Numbers and history tell the story.
Combine the total NCAA Tournament experience of the players on the men’s basketball team and the math is pretty simple: two players, two games, 10 minutes played and zero points scored.
Perform the same calculation for GW’s second-round opponent – the Memphis Tigers – and the numbers get more lopsided: six players, 11 appearances, 17 games, 416 minutes played and 138 points scored.
They’re telling numbers, highlighting the clear inexperience that GW players have with the expectations, flashbulbs and national spotlight of March Madness.
“I know nerves aren’t a factor for me, but it’ll probably be a factor for the young guys that haven’t been there,” said transfer guard Maurice Creek, who played in the 2013 tournament for an Indiana team that went to the Sweet Sixteen. “It’s a totally different ballgame when you’re in the tournament compared to a regular season game.”
Fortunately for Creek and forward Isaiah Armwood – who also had a brief stint in the NCAA tournament, playing for Villanova in 2011 – they won’t have to shoulder the transition into the tournament alone.
A look into the GW coaching staff’s NCAA tournament history is impressive: 11 NCAA tournament appearances as both players and coaches.
“It does help to have them there because they know what it’s all about,” Creek said. “When the time comes, they will speak and say, ‘You know, these games really do count, these are the ones we worked for.’”
Head coach Mike Lonergan, in his third year with GW, led Vermont to an NCAA tournament appearance in 2010. The Catamounts, a No. 16 seed, were bounced by No. 1 Syracuse that year.
Even before the start of the Atlantic 10 tournament, Lonergan said he began advising his players about the exhilaration and fatigue to expect in the coming weeks.
“I told these guys, ‘You’ve worked really hard to get this point,’” Lonergan said. “March Madness is the best time of the year for me, I love it, so you might as well enjoy this and take advantage of the opportunity. There’s no given that you get back to this position – making the tournament. No matter how good you think you’ll be in the future, there’s luck involved, and injuries.”
Associate head coach Hajj Turner traveled to two different tournament sites as a member of the Louisville Cardinals in 1999 and 2000. Assistant coach Maurice Joseph made three appearances in the NCAA tournament as a player, twice at Michigan State under renowned head coach Tom Izzo in 2006 and 2007, and a third at Vermont playing for Lonergan in 2010.
GW special advisor John Fitzpatrick, who joined the coaching staff at the start of this season, has gone to five NCAA tournaments as a coach for Ball State, Fordham and Navy.
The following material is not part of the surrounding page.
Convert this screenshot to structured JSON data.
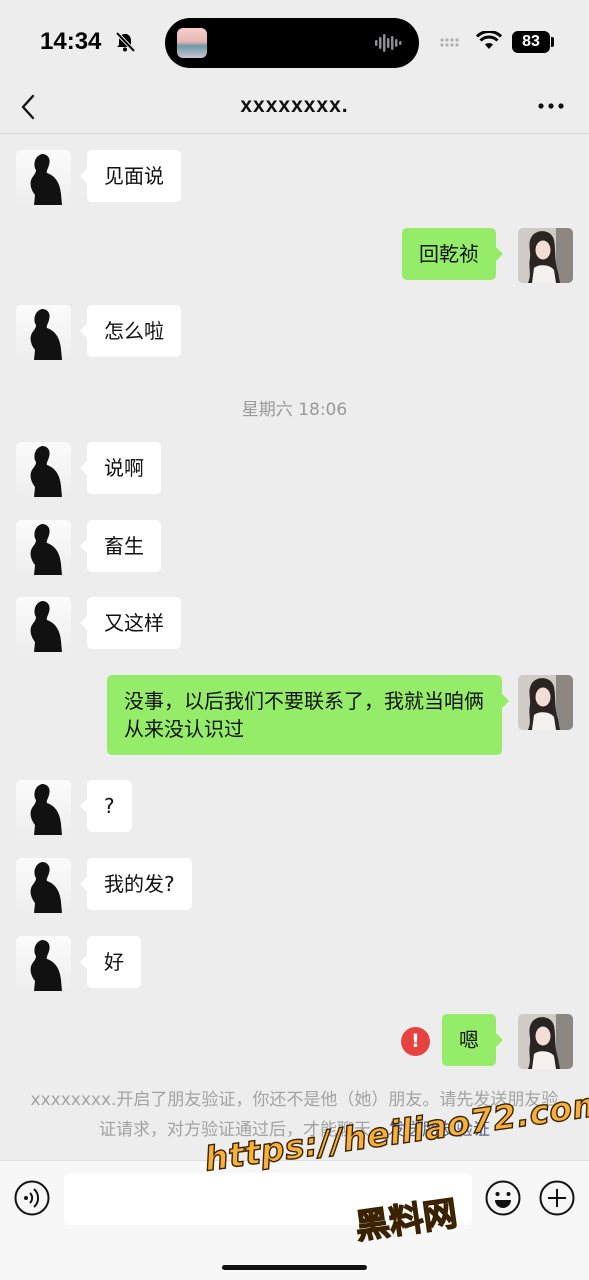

As an assistant coach for Navy in 1986, the Midshipmen made it all the way to the Elite Eight.
Armwood said that Joseph has already helped the players focus, as they often turn to the youngest member of the coaching staff with questions on and off the floor. The biggest piece of advice: Don’t fall victim to nerves.
“’You’ve got to have fun, you’ve got to have fun,’” Armwood said Joseph advised him. “If you’re just out there timid, you won’t get much done, but if you go out there and have fun with your teammates, everything will fall into place. You just play hard.”